**EXERCISE GOAL**
Could each entry below be written out exactly, with every picture dropped?
MATERIAL SHOWN below:
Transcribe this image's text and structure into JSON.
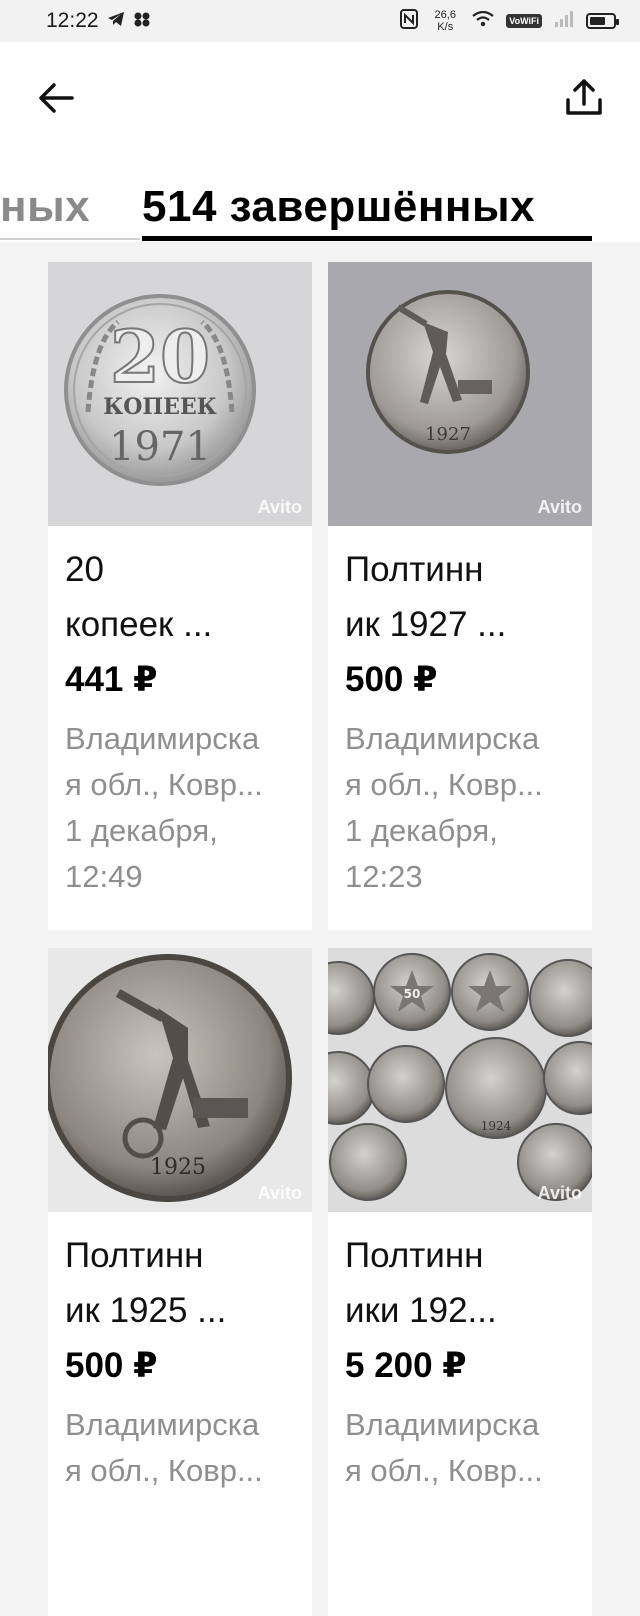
{
  "status": {
    "time": "12:22",
    "netspeed": "26,6 K/s",
    "vowifi": "VoWiFi",
    "battery_level": 0.7
  },
  "header": {
    "back_icon": "arrow-left-icon",
    "share_icon": "share-icon"
  },
  "tabs": {
    "partial_label": "ных",
    "active_label": "514 завершённых"
  },
  "items": [
    {
      "title_l1": "20",
      "title_l2": "копеек ...",
      "price": "441 ₽",
      "loc_l1": "Владимирска",
      "loc_l2": "я обл., Ковр...",
      "date_l1": "1 декабря,",
      "date_l2": "12:49",
      "watermark": "Avito"
    },
    {
      "title_l1": "Полтинн",
      "title_l2": "ик 1927 ...",
      "price": "500 ₽",
      "loc_l1": "Владимирска",
      "loc_l2": "я обл., Ковр...",
      "date_l1": "1 декабря,",
      "date_l2": "12:23",
      "watermark": "Avito"
    },
    {
      "title_l1": "Полтинн",
      "title_l2": "ик 1925 ...",
      "price": "500 ₽",
      "loc_l1": "Владимирска",
      "loc_l2": "я обл., Ковр...",
      "date_l1": "",
      "date_l2": "",
      "watermark": "Avito"
    },
    {
      "title_l1": "Полтинн",
      "title_l2": "ики 192...",
      "price": "5 200 ₽",
      "loc_l1": "Владимирска",
      "loc_l2": "я обл., Ковр...",
      "date_l1": "",
      "date_l2": "",
      "watermark": "Avito"
    }
  ],
  "coin_texts": {
    "c1_value": "20",
    "c1_word": "КОПЕЕК",
    "c1_year": "1971",
    "c2_year": "1927",
    "c3_year": "1925",
    "c4_year": "1924",
    "c4_value": "50"
  }
}
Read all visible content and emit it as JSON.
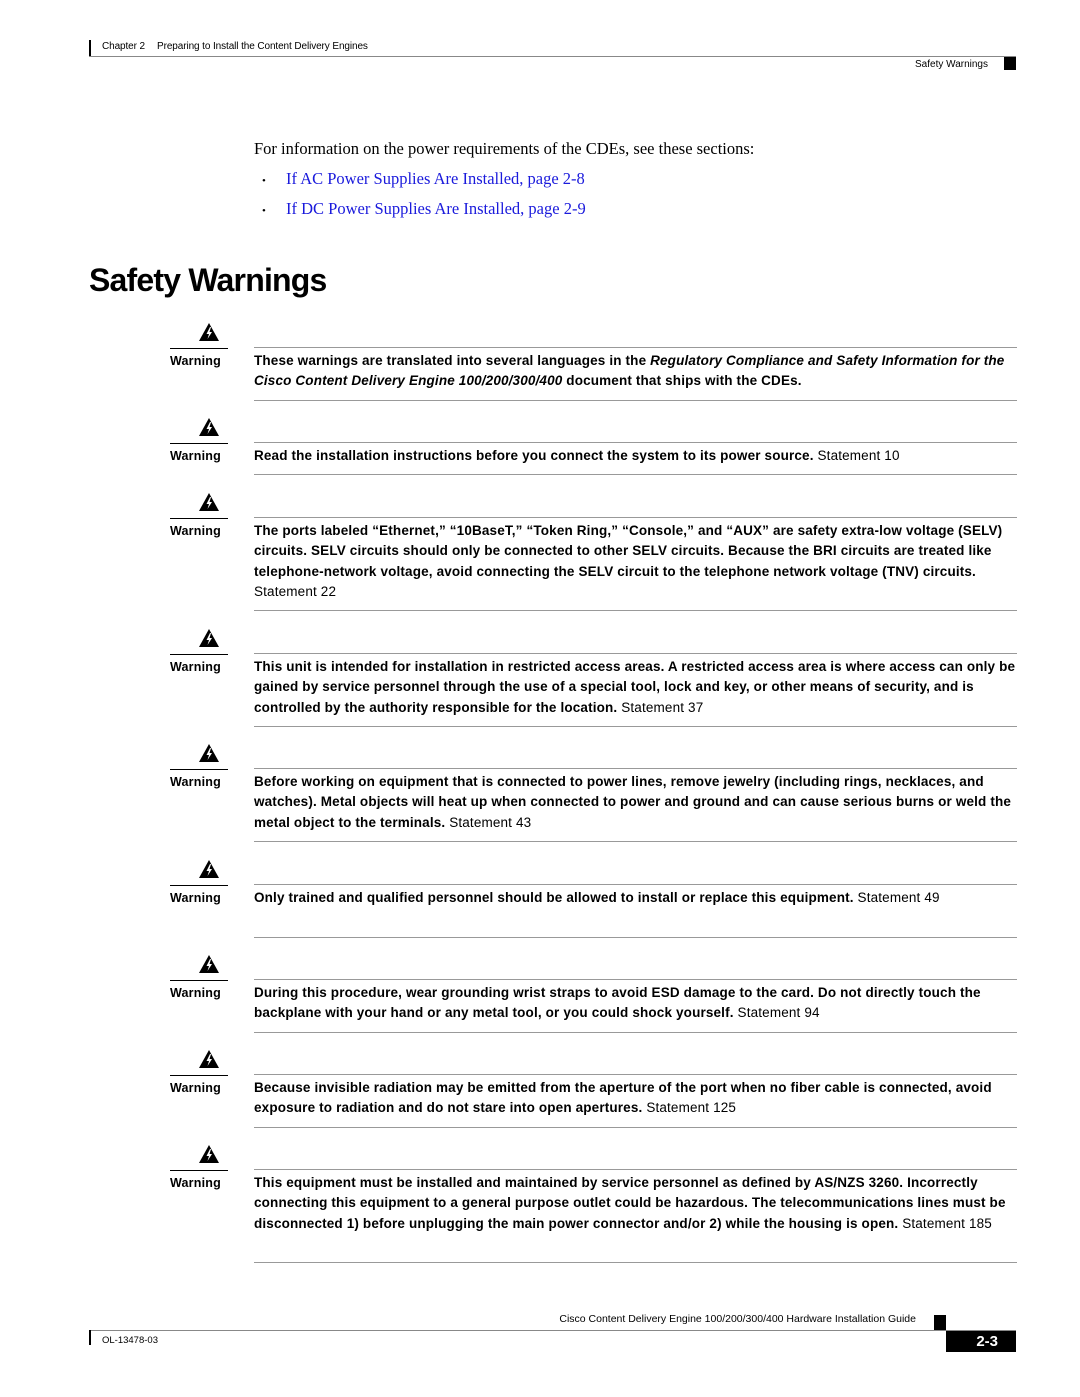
{
  "header": {
    "chapter_label": "Chapter 2",
    "chapter_title": "Preparing to Install the Content Delivery Engines",
    "section": "Safety Warnings"
  },
  "intro": {
    "text": "For information on the power requirements of the CDEs, see these sections:",
    "links": [
      {
        "label": "If AC Power Supplies Are Installed, page 2-8"
      },
      {
        "label": "If DC Power Supplies Are Installed, page 2-9"
      }
    ],
    "link_color": "#1a1adc"
  },
  "section_title": "Safety Warnings",
  "warnings": [
    {
      "label": "Warning",
      "parts": [
        {
          "t": "These warnings are translated into several languages in the ",
          "s": "b"
        },
        {
          "t": "Regulatory Compliance and Safety Information for the Cisco Content Delivery Engine 100/200/300/400",
          "s": "i"
        },
        {
          "t": " document that ships with the CDEs.",
          "s": "b"
        }
      ],
      "statement": ""
    },
    {
      "label": "Warning",
      "parts": [
        {
          "t": "Read the installation instructions before you connect the system to its power source.",
          "s": "b"
        }
      ],
      "statement": "Statement 10"
    },
    {
      "label": "Warning",
      "parts": [
        {
          "t": "The ports labeled “Ethernet,” “10BaseT,” “Token Ring,” “Console,” and “AUX” are safety extra-low voltage (SELV) circuits. SELV circuits should only be connected to other SELV circuits. Because the BRI circuits are treated like telephone-network voltage, avoid connecting the SELV circuit to the telephone network voltage (TNV) circuits.",
          "s": "b"
        }
      ],
      "statement": "Statement 22"
    },
    {
      "label": "Warning",
      "parts": [
        {
          "t": "This unit is intended for installation in restricted access areas. A restricted access area is where access can only be gained by service personnel through the use of a special tool, lock and key, or other means of security, and is controlled by the authority responsible for the location.",
          "s": "b"
        }
      ],
      "statement": "Statement 37"
    },
    {
      "label": "Warning",
      "parts": [
        {
          "t": "Before working on equipment that is connected to power lines, remove jewelry (including rings, necklaces, and watches). Metal objects will heat up when connected to power and ground and can cause serious burns or weld the metal object to the terminals.",
          "s": "b"
        }
      ],
      "statement": "Statement 43"
    },
    {
      "label": "Warning",
      "parts": [
        {
          "t": "Only trained and qualified personnel should be allowed to install or replace this equipment.",
          "s": "b"
        }
      ],
      "statement": "Statement 49"
    },
    {
      "label": "Warning",
      "parts": [
        {
          "t": "During this procedure, wear grounding wrist straps to avoid ESD damage to the card. Do not directly touch the backplane with your hand or any metal tool, or you could shock yourself.",
          "s": "b"
        }
      ],
      "statement": "Statement 94"
    },
    {
      "label": "Warning",
      "parts": [
        {
          "t": "Because invisible radiation may be emitted from the aperture of the port when no fiber cable is connected, avoid exposure to radiation and do not stare into open apertures.",
          "s": "b"
        }
      ],
      "statement": "Statement 125"
    },
    {
      "label": "Warning",
      "parts": [
        {
          "t": "This equipment must be installed and maintained by service personnel as defined by AS/NZS 3260. Incorrectly connecting this equipment to a general purpose outlet could be hazardous. The telecommunications lines must be disconnected 1) before unplugging the main power connector and/or 2) while the housing is open.",
          "s": "b"
        }
      ],
      "statement": "Statement 185"
    }
  ],
  "footer": {
    "guide_title": "Cisco Content Delivery Engine 100/200/300/400 Hardware Installation Guide",
    "doc_number": "OL-13478-03",
    "page": "2-3"
  }
}
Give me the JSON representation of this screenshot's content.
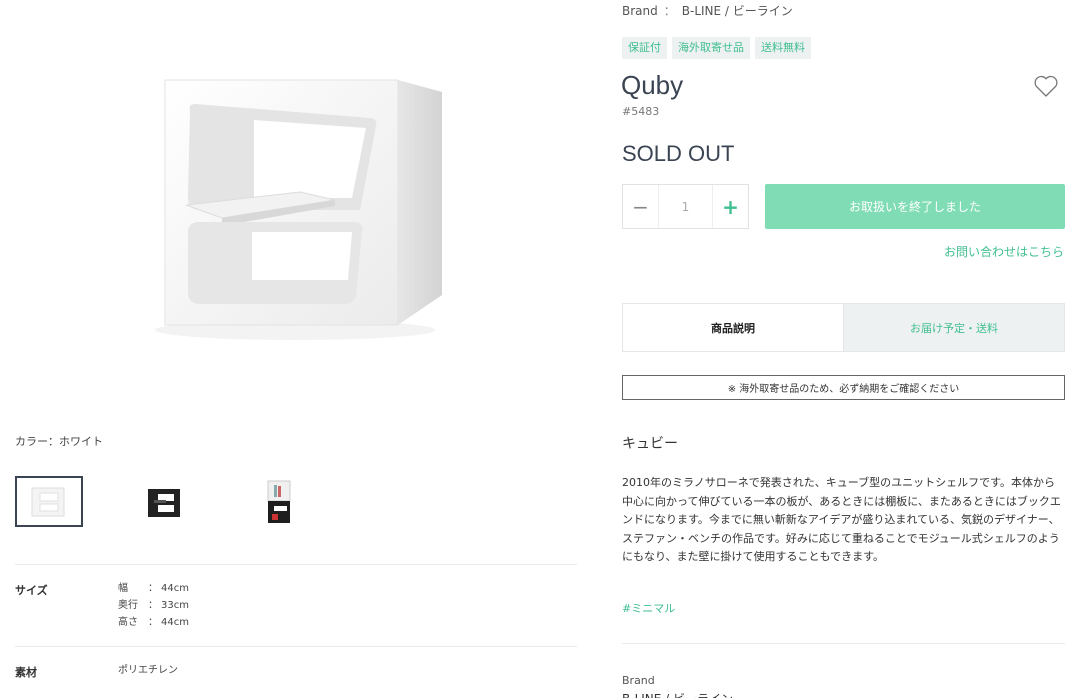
{
  "product": {
    "brand_label": "Brand",
    "brand_sep": "：",
    "brand_value": "B-LINE / ビーライン",
    "badges": [
      "保証付",
      "海外取寄せ品",
      "送料無料"
    ],
    "title": "Quby",
    "code": "#5483",
    "price_status": "SOLD OUT"
  },
  "purchase": {
    "qty_minus": "−",
    "qty_value": "1",
    "qty_plus": "+",
    "cart_button": "お取扱いを終了しました",
    "inquiry_link": "お問い合わせはこちら"
  },
  "tabs": [
    {
      "label": "商品説明",
      "active": true
    },
    {
      "label": "お届け予定・送料",
      "active": false
    }
  ],
  "notice": "※ 海外取寄せ品のため、必ず納期をご確認ください",
  "description": {
    "subtitle": "キュビー",
    "body": "2010年のミラノサローネで発表された、キューブ型のユニットシェルフです。本体から中心に向かって伸びている一本の板が、あるときには棚板に、またあるときにはブックエンドになります。今までに無い斬新なアイデアが盛り込まれている、気鋭のデザイナー、ステファン・ベンチの作品です。好みに応じて重ねることでモジュール式シェルフのようにもなり、また壁に掛けて使用することもできます。",
    "tag": "#ミニマル",
    "brand_footer": "Brand",
    "brand_footer_value": "B-LINE / ビーライン"
  },
  "gallery": {
    "color_label": "カラー：ホワイト",
    "thumbnails": [
      "white",
      "black",
      "stacked"
    ]
  },
  "specs": {
    "size_key": "サイズ",
    "size_rows": [
      {
        "k": "幅",
        "c": "：",
        "v": "44cm"
      },
      {
        "k": "奥行",
        "c": "：",
        "v": "33cm"
      },
      {
        "k": "高さ",
        "c": "：",
        "v": "44cm"
      }
    ],
    "material_key": "素材",
    "material_value": "ポリエチレン"
  },
  "colors": {
    "accent": "#3fbf8f",
    "button_disabled": "#7fdcb4",
    "text_dark": "#3a4452"
  }
}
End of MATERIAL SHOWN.
**TASK SOLUTION**
Transcribe this image's text and structure into JSON.
{
  "status": {
    "time": "12:22",
    "netspeed": "26,6 K/s",
    "vowifi": "VoWiFi",
    "battery_level": 0.7
  },
  "header": {
    "back_icon": "arrow-left-icon",
    "share_icon": "share-icon"
  },
  "tabs": {
    "partial_label": "ных",
    "active_label": "514 завершённых"
  },
  "items": [
    {
      "title_l1": "20",
      "title_l2": "копеек ...",
      "price": "441 ₽",
      "loc_l1": "Владимирска",
      "loc_l2": "я обл., Ковр...",
      "date_l1": "1 декабря,",
      "date_l2": "12:49",
      "watermark": "Avito"
    },
    {
      "title_l1": "Полтинн",
      "title_l2": "ик 1927 ...",
      "price": "500 ₽",
      "loc_l1": "Владимирска",
      "loc_l2": "я обл., Ковр...",
      "date_l1": "1 декабря,",
      "date_l2": "12:23",
      "watermark": "Avito"
    },
    {
      "title_l1": "Полтинн",
      "title_l2": "ик 1925 ...",
      "price": "500 ₽",
      "loc_l1": "Владимирска",
      "loc_l2": "я обл., Ковр...",
      "date_l1": "",
      "date_l2": "",
      "watermark": "Avito"
    },
    {
      "title_l1": "Полтинн",
      "title_l2": "ики 192...",
      "price": "5 200 ₽",
      "loc_l1": "Владимирска",
      "loc_l2": "я обл., Ковр...",
      "date_l1": "",
      "date_l2": "",
      "watermark": "Avito"
    }
  ],
  "coin_texts": {
    "c1_value": "20",
    "c1_word": "КОПЕЕК",
    "c1_year": "1971",
    "c2_year": "1927",
    "c3_year": "1925",
    "c4_year": "1924",
    "c4_value": "50"
  }
}
Read all visible content and emit it as JSON.
{
  "header": {
    "chapter_label": "Chapter 2",
    "chapter_title": "Preparing to Install the Content Delivery Engines",
    "section": "Safety Warnings"
  },
  "intro": {
    "text": "For information on the power requirements of the CDEs, see these sections:",
    "links": [
      {
        "label": "If AC Power Supplies Are Installed, page 2-8"
      },
      {
        "label": "If DC Power Supplies Are Installed, page 2-9"
      }
    ],
    "link_color": "#1a1adc"
  },
  "section_title": "Safety Warnings",
  "warnings": [
    {
      "label": "Warning",
      "parts": [
        {
          "t": "These warnings are translated into several languages in the ",
          "s": "b"
        },
        {
          "t": "Regulatory Compliance and Safety Information for the Cisco Content Delivery Engine 100/200/300/400",
          "s": "i"
        },
        {
          "t": " document that ships with the CDEs.",
          "s": "b"
        }
      ],
      "statement": ""
    },
    {
      "label": "Warning",
      "parts": [
        {
          "t": "Read the installation instructions before you connect the system to its power source.",
          "s": "b"
        }
      ],
      "statement": "Statement 10"
    },
    {
      "label": "Warning",
      "parts": [
        {
          "t": "The ports labeled “Ethernet,” “10BaseT,” “Token Ring,” “Console,” and “AUX” are safety extra-low voltage (SELV) circuits. SELV circuits should only be connected to other SELV circuits. Because the BRI circuits are treated like telephone-network voltage, avoid connecting the SELV circuit to the telephone network voltage (TNV) circuits.",
          "s": "b"
        }
      ],
      "statement": "Statement 22"
    },
    {
      "label": "Warning",
      "parts": [
        {
          "t": "This unit is intended for installation in restricted access areas. A restricted access area is where access can only be gained by service personnel through the use of a special tool, lock and key, or other means of security, and is controlled by the authority responsible for the location.",
          "s": "b"
        }
      ],
      "statement": "Statement 37"
    },
    {
      "label": "Warning",
      "parts": [
        {
          "t": "Before working on equipment that is connected to power lines, remove jewelry (including rings, necklaces, and watches). Metal objects will heat up when connected to power and ground and can cause serious burns or weld the metal object to the terminals.",
          "s": "b"
        }
      ],
      "statement": "Statement 43"
    },
    {
      "label": "Warning",
      "parts": [
        {
          "t": "Only trained and qualified personnel should be allowed to install or replace this equipment.",
          "s": "b"
        }
      ],
      "statement": "Statement 49"
    },
    {
      "label": "Warning",
      "parts": [
        {
          "t": "During this procedure, wear grounding wrist straps to avoid ESD damage to the card. Do not directly touch the backplane with your hand or any metal tool, or you could shock yourself.",
          "s": "b"
        }
      ],
      "statement": "Statement 94"
    },
    {
      "label": "Warning",
      "parts": [
        {
          "t": "Because invisible radiation may be emitted from the aperture of the port when no fiber cable is connected, avoid exposure to radiation and do not stare into open apertures.",
          "s": "b"
        }
      ],
      "statement": "Statement 125"
    },
    {
      "label": "Warning",
      "parts": [
        {
          "t": "This equipment must be installed and maintained by service personnel as defined by AS/NZS 3260. Incorrectly connecting this equipment to a general purpose outlet could be hazardous. The telecommunications lines must be disconnected 1) before unplugging the main power connector and/or 2) while the housing is open.",
          "s": "b"
        }
      ],
      "statement": "Statement 185"
    }
  ],
  "footer": {
    "guide_title": "Cisco Content Delivery Engine 100/200/300/400 Hardware Installation Guide",
    "doc_number": "OL-13478-03",
    "page": "2-3"
  }
}
Give me the JSON representation of this screenshot's content.
{
  "product": {
    "brand_label": "Brand",
    "brand_sep": "：",
    "brand_value": "B-LINE / ビーライン",
    "badges": [
      "保証付",
      "海外取寄せ品",
      "送料無料"
    ],
    "title": "Quby",
    "code": "#5483",
    "price_status": "SOLD OUT"
  },
  "purchase": {
    "qty_minus": "−",
    "qty_value": "1",
    "qty_plus": "+",
    "cart_button": "お取扱いを終了しました",
    "inquiry_link": "お問い合わせはこちら"
  },
  "tabs": [
    {
      "label": "商品説明",
      "active": true
    },
    {
      "label": "お届け予定・送料",
      "active": false
    }
  ],
  "notice": "※ 海外取寄せ品のため、必ず納期をご確認ください",
  "description": {
    "subtitle": "キュビー",
    "body": "2010年のミラノサローネで発表された、キューブ型のユニットシェルフです。本体から中心に向かって伸びている一本の板が、あるときには棚板に、またあるときにはブックエンドになります。今までに無い斬新なアイデアが盛り込まれている、気鋭のデザイナー、ステファン・ベンチの作品です。好みに応じて重ねることでモジュール式シェルフのようにもなり、また壁に掛けて使用することもできます。",
    "tag": "#ミニマル",
    "brand_footer": "Brand",
    "brand_footer_value": "B-LINE / ビーライン"
  },
  "gallery": {
    "color_label": "カラー：ホワイト",
    "thumbnails": [
      "white",
      "black",
      "stacked"
    ]
  },
  "specs": {
    "size_key": "サイズ",
    "size_rows": [
      {
        "k": "幅",
        "c": "：",
        "v": "44cm"
      },
      {
        "k": "奥行",
        "c": "：",
        "v": "33cm"
      },
      {
        "k": "高さ",
        "c": "：",
        "v": "44cm"
      }
    ],
    "material_key": "素材",
    "material_value": "ポリエチレン"
  },
  "colors": {
    "accent": "#3fbf8f",
    "button_disabled": "#7fdcb4",
    "text_dark": "#3a4452"
  }
}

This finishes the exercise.